### [EXERCISE INSTRUCTIONS]
Using the listing below, report each line holding the string "title".

Segment Open

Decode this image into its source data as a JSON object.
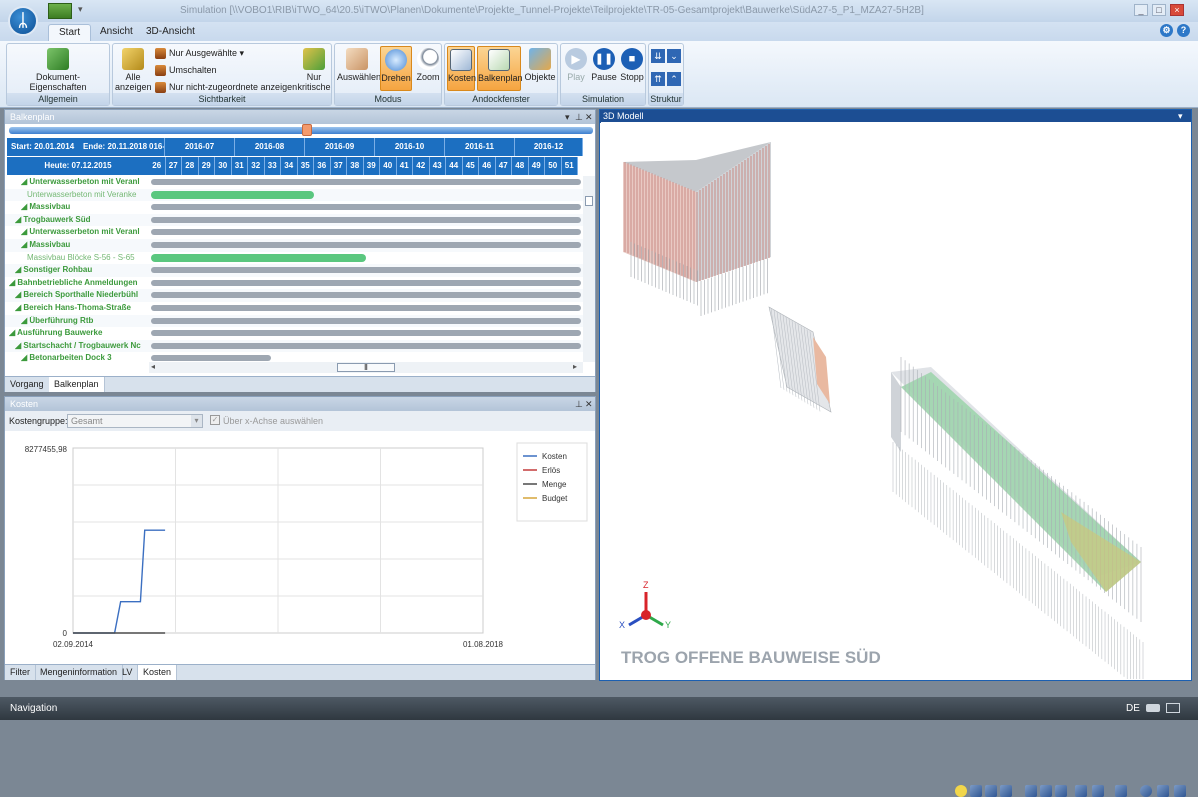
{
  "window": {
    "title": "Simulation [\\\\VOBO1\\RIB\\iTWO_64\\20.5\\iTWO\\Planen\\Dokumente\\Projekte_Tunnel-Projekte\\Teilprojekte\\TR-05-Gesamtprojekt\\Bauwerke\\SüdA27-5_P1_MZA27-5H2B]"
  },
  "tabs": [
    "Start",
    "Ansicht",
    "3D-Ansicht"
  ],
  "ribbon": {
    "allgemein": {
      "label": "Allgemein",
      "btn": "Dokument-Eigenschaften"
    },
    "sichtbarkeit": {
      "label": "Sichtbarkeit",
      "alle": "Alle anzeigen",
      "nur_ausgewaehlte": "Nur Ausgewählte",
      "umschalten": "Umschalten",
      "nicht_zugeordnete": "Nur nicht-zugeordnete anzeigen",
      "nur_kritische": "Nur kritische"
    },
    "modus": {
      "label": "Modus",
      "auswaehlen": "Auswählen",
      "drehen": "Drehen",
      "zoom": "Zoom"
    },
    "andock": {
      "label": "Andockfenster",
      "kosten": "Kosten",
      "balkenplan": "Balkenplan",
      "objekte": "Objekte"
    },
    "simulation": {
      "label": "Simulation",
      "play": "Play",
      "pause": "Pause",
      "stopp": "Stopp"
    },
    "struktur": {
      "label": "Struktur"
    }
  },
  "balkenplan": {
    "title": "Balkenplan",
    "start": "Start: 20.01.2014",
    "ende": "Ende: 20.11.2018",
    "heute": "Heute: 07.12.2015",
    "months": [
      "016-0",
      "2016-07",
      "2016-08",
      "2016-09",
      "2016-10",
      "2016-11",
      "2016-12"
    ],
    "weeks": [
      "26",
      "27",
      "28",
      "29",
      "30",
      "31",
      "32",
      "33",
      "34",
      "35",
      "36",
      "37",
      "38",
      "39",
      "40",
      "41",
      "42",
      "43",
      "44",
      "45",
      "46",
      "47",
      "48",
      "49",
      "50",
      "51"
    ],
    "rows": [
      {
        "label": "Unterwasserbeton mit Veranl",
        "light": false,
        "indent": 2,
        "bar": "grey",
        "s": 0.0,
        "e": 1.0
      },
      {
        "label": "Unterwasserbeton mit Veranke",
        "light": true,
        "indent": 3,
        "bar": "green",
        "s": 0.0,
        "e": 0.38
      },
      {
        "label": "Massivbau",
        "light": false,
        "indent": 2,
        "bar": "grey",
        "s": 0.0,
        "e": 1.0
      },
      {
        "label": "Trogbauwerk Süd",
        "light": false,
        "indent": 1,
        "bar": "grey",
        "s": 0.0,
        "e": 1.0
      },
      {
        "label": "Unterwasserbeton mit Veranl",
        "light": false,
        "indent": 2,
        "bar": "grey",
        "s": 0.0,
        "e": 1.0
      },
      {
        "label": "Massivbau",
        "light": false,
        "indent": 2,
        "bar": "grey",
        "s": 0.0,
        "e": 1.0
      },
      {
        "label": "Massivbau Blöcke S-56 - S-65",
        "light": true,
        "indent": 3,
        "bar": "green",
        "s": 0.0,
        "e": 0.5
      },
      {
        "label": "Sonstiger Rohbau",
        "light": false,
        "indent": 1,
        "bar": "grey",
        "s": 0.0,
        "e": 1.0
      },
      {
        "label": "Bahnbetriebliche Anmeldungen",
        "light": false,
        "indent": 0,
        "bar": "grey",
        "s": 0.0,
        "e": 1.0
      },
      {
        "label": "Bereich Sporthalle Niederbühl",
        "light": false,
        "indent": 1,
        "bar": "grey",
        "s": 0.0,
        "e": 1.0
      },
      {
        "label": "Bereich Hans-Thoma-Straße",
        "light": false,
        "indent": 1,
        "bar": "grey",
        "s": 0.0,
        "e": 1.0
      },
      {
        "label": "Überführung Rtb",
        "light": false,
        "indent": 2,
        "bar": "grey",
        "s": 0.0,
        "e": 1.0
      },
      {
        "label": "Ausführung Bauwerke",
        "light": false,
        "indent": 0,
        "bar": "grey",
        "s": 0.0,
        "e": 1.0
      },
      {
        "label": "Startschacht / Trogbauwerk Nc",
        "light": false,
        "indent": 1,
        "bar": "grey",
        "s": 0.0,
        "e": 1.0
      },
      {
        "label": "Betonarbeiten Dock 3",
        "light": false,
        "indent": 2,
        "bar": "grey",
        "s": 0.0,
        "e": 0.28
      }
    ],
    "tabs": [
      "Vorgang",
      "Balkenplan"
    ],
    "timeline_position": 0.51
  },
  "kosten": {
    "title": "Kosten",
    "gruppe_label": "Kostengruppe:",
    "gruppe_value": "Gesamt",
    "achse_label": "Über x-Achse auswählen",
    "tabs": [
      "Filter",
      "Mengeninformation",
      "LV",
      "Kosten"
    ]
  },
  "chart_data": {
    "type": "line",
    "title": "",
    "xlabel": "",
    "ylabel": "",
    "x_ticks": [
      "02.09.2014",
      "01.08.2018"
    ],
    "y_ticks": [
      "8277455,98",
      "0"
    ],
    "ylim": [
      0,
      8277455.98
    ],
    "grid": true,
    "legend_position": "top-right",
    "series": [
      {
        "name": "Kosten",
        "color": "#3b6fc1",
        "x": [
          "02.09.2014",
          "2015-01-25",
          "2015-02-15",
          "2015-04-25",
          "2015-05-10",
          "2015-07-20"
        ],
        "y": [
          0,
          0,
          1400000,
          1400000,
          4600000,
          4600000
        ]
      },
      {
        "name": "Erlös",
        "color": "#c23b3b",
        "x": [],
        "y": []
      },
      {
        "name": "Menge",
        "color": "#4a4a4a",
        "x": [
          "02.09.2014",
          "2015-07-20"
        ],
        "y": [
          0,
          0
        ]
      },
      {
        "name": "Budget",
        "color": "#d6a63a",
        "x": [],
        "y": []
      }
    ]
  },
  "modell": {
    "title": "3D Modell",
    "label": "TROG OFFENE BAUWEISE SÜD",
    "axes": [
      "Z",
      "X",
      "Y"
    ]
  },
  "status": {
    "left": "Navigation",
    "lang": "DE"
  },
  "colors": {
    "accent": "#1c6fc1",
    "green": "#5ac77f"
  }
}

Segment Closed

### [REPLY]
    "title": "Simulation [\\\\VOBO1\\RIB\\iTWO_64\\20.5\\iTWO\\Planen\\Dokumente\\Projekte_Tunnel-Projekte\\Teilprojekte\\TR-05-Gesamtprojekt\\Bauwerke\\SüdA27-5_P1_MZA27-5H2B]"
    "title": "Balkenplan",
    "title": "Kosten",
    "title": "",
    "title": "3D Modell",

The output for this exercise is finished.